Of the 13 uses of “Gehenna” in New Testament writings, seven are in Matthew and are all spoken from Jesus’ mouth. Jesus would have walked by this location periodically when he was in Jerusalem. There are three uses in Mark—all are repeats of the Matthew passages—and there is one use in Luke, which is also is a repeat. (John’s gospel contains no uses of the word “hell.”)
So, we have seven unique instances in the gospels using “Gehenna” as a warning by Jesus not to turn one’s life into “garbage.” Of these seven, three are in the beginning of the Sermon on the Mount where they are part of a section contrasting what the current church moralists/preacher/scholars (the Pharisees) taught as “righteousness” with what Jesus taught is faithfulness and righteousness. One instance is in a warning to the 12 apostles—again, a warning to church leaders (Matthew 10). One is in a warning to those who “want to be greatest in the kingdom of God”—again, a warning to church leaders who in their pride may destroy God’s “little ones” (Matthew 18). And, the final two warnings are also warnings to the current church leaders and Bible scholars—the Pharisees—whom Jesus scorches in Matthew 23.
In summary, Jesus warns of “hell” seven times, and all seven are in their contexts warnings to church leaders. Rob Bell is a church leader. So, are all his prominent critics. So, am I. Perhaps, we should all draw some conclusions from when Jesus used the word “Gehenna” as a warning about our role and our pride?
There are only two other occurrences of “Gehenna” in all of the New Testament. James 3 refers to the damage the human tongue—especially the tongue of Christian teachers—can do right now with words that are “set on fire by hell.” In 2 Peter 3, “hell” actually refers to the place rebellious angels who have chosen separation from God reside, but the context is again a warning to church leaders who would use their role and power to use and abuse and seduce people.
In all, eight of nine unique occurrences of “Gehenna” in the New Testament are primarily warnings to church/religious leaders not to end up in the garbage pit of history.

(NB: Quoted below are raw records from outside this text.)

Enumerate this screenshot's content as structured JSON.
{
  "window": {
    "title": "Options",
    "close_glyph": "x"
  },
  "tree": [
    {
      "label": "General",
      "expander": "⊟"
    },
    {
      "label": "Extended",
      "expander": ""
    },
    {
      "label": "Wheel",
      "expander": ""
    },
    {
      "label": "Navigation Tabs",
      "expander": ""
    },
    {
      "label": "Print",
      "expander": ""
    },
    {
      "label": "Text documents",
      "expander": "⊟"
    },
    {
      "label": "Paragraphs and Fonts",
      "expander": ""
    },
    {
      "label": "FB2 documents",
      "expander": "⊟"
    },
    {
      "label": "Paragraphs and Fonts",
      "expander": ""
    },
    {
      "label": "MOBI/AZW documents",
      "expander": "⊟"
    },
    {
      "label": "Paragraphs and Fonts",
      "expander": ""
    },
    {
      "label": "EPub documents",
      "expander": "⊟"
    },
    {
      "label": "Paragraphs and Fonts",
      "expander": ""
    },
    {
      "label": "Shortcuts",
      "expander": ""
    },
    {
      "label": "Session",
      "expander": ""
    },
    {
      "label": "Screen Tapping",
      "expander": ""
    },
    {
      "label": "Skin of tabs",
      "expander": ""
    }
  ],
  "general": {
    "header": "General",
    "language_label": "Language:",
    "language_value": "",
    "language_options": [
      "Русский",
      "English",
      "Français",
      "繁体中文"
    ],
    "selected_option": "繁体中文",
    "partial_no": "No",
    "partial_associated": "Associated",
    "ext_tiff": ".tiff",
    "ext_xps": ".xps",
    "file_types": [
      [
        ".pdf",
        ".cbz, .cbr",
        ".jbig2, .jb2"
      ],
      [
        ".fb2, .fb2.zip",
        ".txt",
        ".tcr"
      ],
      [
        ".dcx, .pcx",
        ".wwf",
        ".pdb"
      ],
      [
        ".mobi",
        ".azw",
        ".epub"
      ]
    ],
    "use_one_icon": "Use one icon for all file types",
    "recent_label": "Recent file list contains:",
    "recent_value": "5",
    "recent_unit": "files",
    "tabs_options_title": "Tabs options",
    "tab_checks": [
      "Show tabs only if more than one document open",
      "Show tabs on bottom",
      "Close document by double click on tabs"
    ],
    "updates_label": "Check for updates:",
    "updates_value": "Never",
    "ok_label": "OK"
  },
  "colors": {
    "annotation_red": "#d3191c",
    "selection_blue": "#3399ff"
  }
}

The other unique reference warns all of us, but especially Christian teachers, that we can light the fires of hell right now by using our words loosely and hurtfully. And, yes, there are other images describing separation from God in the New Testament. Let’s look the imagery of Gehenna itself and the other New Testament imagery involving separation from God in the next two posts.